Yesterday, the strict lockdown we’ve been all submitted to here in Italy from the beginning of March was partially lifted. Life will slowly and cautiously resume a more familiar pace—streets will be less eerily empty; people will start going back to work. The contagion curve has somehow been flattened: Intensive care wards in hospitals are less burdened; the death toll has fallen considerably. There’s room for hope. But the threat posed by the coronavirus has by no means dissipated. So the government is adopting a prudent approach, easing the confinement gradually. For now, some restrictions of movement will still be in place; protective masks are mandatory, and safe distancing has to be maintained everywhere. Schools will still stay closed until September; stores will be permitted to open only after May 18, but not restaurants, gyms, or hairdressers. Sushi, blow-dries, and yoga classes will just have to wait, at least until the beginning of June. But runners are now free to put their fashionable sneakers on and exercise in city parks lush with green, courtesy of dropping pollution levels—one of the pandemic’s very few perks.
The country’s engine will also restart, with factories resuming operations. Fashion being one of the powerhouses of the Italian economy, it seemed timely to ask entrepreneur Renzo Rosso, OTB group’s founder and president, about his view of the challenges the pandemic has forced our industry to confront. How has his company adjusted to the crisis? How is he engaging in social responsibility in this moment of turmoil? And how will Made in Italy play a crucial role in the future of fashion?
Yesterday factories in Italy were allowed to resume operations. How is your company managing the reopening?
A few departments have already been active, like general logistics to guarantee shipments to countries where commerce is starting to recover, as in China.
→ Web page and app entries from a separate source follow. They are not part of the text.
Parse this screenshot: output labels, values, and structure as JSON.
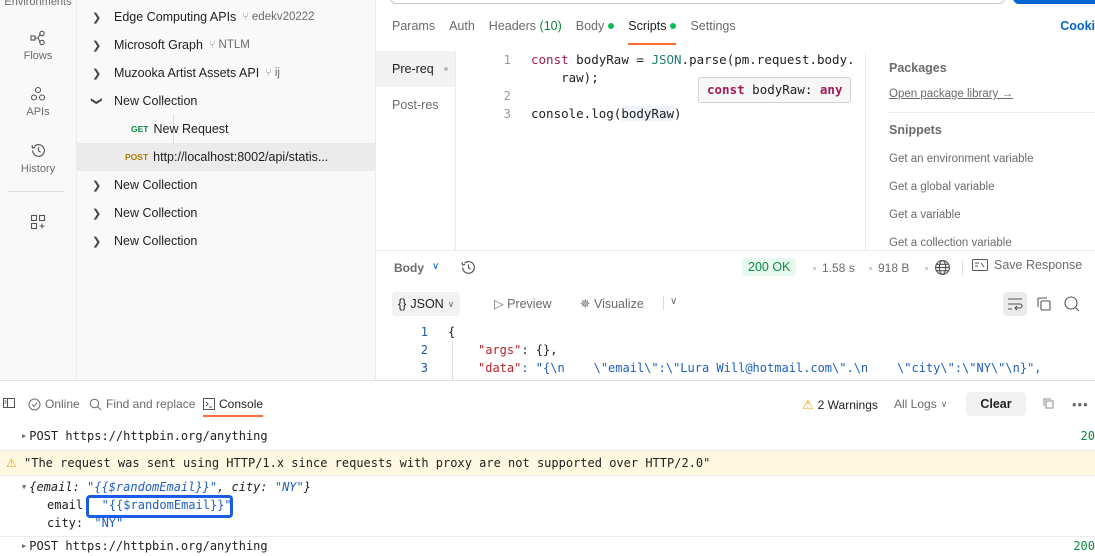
{
  "rail": {
    "items": [
      {
        "label": "Environments",
        "icon": "environments-icon"
      },
      {
        "label": "Flows",
        "icon": "flows-icon"
      },
      {
        "label": "APIs",
        "icon": "apis-icon"
      },
      {
        "label": "History",
        "icon": "history-icon"
      },
      {
        "label": "",
        "icon": "add-workspace-icon"
      }
    ]
  },
  "tree": {
    "items": [
      {
        "name": "Edge Computing APIs",
        "fork": "edekv20222",
        "expanded": false
      },
      {
        "name": "Microsoft Graph",
        "fork": "NTLM",
        "expanded": false
      },
      {
        "name": "Muzooka Artist Assets API",
        "fork": "ij",
        "expanded": false
      },
      {
        "name": "New Collection",
        "expanded": true
      },
      {
        "method": "GET",
        "name": "New Request"
      },
      {
        "method": "POST",
        "name": "http://localhost:8002/api/statis...",
        "selected": true
      },
      {
        "name": "New Collection",
        "expanded": false
      },
      {
        "name": "New Collection",
        "expanded": false
      },
      {
        "name": "New Collection",
        "expanded": false
      }
    ]
  },
  "request": {
    "tabs": [
      {
        "label": "Params"
      },
      {
        "label": "Auth"
      },
      {
        "label": "Headers",
        "count": "(10)"
      },
      {
        "label": "Body",
        "dot": true
      },
      {
        "label": "Scripts",
        "dot": true,
        "active": true
      },
      {
        "label": "Settings"
      }
    ],
    "cookies_label": "Cooki",
    "script_nav": [
      {
        "label": "Pre-req",
        "active": true
      },
      {
        "label": "Post-res"
      }
    ],
    "code_lines": [
      {
        "num": "1",
        "text_kw": "const",
        "text_a": " bodyRaw = ",
        "text_ty": "JSON",
        "text_b": ".parse(pm.request.body."
      },
      {
        "num": "",
        "cont": "    raw);"
      },
      {
        "num": "2",
        "cont": ""
      },
      {
        "num": "3",
        "pre": "console.log(",
        "hl": "bodyRaw",
        "post": ")"
      }
    ],
    "tooltip": {
      "kw": "const",
      "name": " bodyRaw: ",
      "type": "any"
    },
    "side": {
      "packages_title": "Packages",
      "open_library": "Open package library →",
      "snippets_title": "Snippets",
      "snippets": [
        "Get an environment variable",
        "Get a global variable",
        "Get a variable",
        "Get a collection variable"
      ]
    }
  },
  "response": {
    "body_label": "Body",
    "status": "200 OK",
    "time": "1.58 s",
    "size": "918 B",
    "save_label": "Save Response",
    "format": "JSON",
    "preview_label": "Preview",
    "visualize_label": "Visualize",
    "lines": [
      {
        "num": "1",
        "text": "{"
      },
      {
        "num": "2",
        "key": "\"args\"",
        "rest": ": {},"
      },
      {
        "num": "3",
        "key": "\"data\"",
        "rest": ": \"{\\n    \\\"email\\\":\\\"Lura Will@hotmail.com\\\".\\n    \\\"city\\\":\\\"NY\\\"\\n}\","
      }
    ]
  },
  "console": {
    "online_label": "Online",
    "find_label": "Find and replace",
    "console_label": "Console",
    "warnings_label": "2 Warnings",
    "filter_label": "All Logs",
    "clear_label": "Clear",
    "logs": [
      {
        "type": "request",
        "text": "POST https://httpbin.org/anything",
        "status": "20"
      },
      {
        "type": "warning",
        "text": "\"The request was sent using HTTP/1.x since requests with proxy are not supported over HTTP/2.0\""
      },
      {
        "type": "object",
        "summary_open": "{email: ",
        "summary_email": "\"{{$randomEmail}}\"",
        "summary_mid": ", city: ",
        "summary_city": "\"NY\"",
        "summary_close": "}",
        "email_key": "email:",
        "email_val": "\"{{$randomEmail}}\"",
        "city_key": "city:",
        "city_val": "\"NY\""
      },
      {
        "type": "request",
        "text": "POST https://httpbin.org/anything",
        "status": "200"
      }
    ]
  }
}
Online operations and e-commerce have never stopped working, thank goodness. From April 27th, creative departments have also been activated—prototypes and product development, as well as the design studio. We’ve all been working remotely, experiencing, I must say, interesting and effective relationships with technology. From now, we expect the workforce to be much more present onsite in our facilities, giving production a much needed push. The engine has to be restarted; it was time. We are extremely well prepared regarding security measures to safeguard the health of our people; we are even more strict and vigilant than what the government’s official guidelines recommend. We’ll alternate working shifts, we have masks and gloves at the ready for everyone, and safe distances will be strictly respected. Safeguarding health is paramount. Thermo-scanners will take everyone’s temperature at the beginning of every shift; the entire workspace will be scrupulously sanitized with bio-degradable products. We’ve been lucky so far—none of our 7,000 employees has tested positive for the virus.